WHAT TO WORK ON: Write out every record below exactly, so that nothing differs from what is shown.

RECORDS TO PROCESS:
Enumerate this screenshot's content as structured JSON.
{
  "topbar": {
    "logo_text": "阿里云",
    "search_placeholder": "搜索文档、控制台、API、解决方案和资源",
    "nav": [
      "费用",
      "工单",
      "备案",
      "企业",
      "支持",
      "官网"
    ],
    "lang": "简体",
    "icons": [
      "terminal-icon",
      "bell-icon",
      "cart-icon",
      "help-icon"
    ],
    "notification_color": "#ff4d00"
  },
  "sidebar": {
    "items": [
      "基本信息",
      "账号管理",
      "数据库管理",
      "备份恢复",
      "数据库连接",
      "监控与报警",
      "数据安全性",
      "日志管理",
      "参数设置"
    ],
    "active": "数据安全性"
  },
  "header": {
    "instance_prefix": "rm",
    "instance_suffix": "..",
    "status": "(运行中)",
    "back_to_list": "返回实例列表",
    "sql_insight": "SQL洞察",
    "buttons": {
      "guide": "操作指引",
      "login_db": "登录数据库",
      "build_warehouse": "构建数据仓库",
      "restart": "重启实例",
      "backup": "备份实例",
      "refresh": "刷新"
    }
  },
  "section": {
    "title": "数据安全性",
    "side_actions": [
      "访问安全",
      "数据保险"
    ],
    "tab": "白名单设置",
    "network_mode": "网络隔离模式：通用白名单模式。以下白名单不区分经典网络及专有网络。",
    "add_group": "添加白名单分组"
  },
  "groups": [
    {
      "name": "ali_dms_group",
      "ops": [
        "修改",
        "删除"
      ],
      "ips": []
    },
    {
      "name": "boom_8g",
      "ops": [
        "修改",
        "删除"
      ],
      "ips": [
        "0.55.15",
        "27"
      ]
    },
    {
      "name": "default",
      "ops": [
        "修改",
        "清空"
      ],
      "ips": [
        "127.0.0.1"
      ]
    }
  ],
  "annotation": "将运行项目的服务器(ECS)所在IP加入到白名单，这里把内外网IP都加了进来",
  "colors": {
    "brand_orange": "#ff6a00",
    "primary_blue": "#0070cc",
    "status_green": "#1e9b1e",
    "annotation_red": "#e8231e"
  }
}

RESPONSE BOX:
Enumerate this screenshot's content as structured JSON.
{
  "topbar": {
    "logo_text": "阿里云",
    "search_placeholder": "搜索文档、控制台、API、解决方案和资源",
    "nav": [
      "费用",
      "工单",
      "备案",
      "企业",
      "支持",
      "官网"
    ],
    "lang": "简体",
    "icons": [
      "terminal-icon",
      "bell-icon",
      "cart-icon",
      "help-icon"
    ],
    "notification_color": "#ff4d00"
  },
  "sidebar": {
    "items": [
      "基本信息",
      "账号管理",
      "数据库管理",
      "备份恢复",
      "数据库连接",
      "监控与报警",
      "数据安全性",
      "日志管理",
      "参数设置"
    ],
    "active": "数据安全性"
  },
  "header": {
    "instance_prefix": "rm",
    "instance_suffix": "..",
    "status": "(运行中)",
    "back_to_list": "返回实例列表",
    "sql_insight": "SQL洞察",
    "buttons": {
      "guide": "操作指引",
      "login_db": "登录数据库",
      "build_warehouse": "构建数据仓库",
      "restart": "重启实例",
      "backup": "备份实例",
      "refresh": "刷新"
    }
  },
  "section": {
    "title": "数据安全性",
    "side_actions": [
      "访问安全",
      "数据保险"
    ],
    "tab": "白名单设置",
    "network_mode": "网络隔离模式：通用白名单模式。以下白名单不区分经典网络及专有网络。",
    "add_group": "添加白名单分组"
  },
  "groups": [
    {
      "name": "ali_dms_group",
      "ops": [
        "修改",
        "删除"
      ],
      "ips": []
    },
    {
      "name": "boom_8g",
      "ops": [
        "修改",
        "删除"
      ],
      "ips": [
        "0.55.15",
        "27"
      ]
    },
    {
      "name": "default",
      "ops": [
        "修改",
        "清空"
      ],
      "ips": [
        "127.0.0.1"
      ]
    }
  ],
  "annotation": "将运行项目的服务器(ECS)所在IP加入到白名单，这里把内外网IP都加了进来",
  "colors": {
    "brand_orange": "#ff6a00",
    "primary_blue": "#0070cc",
    "status_green": "#1e9b1e",
    "annotation_red": "#e8231e"
  }
}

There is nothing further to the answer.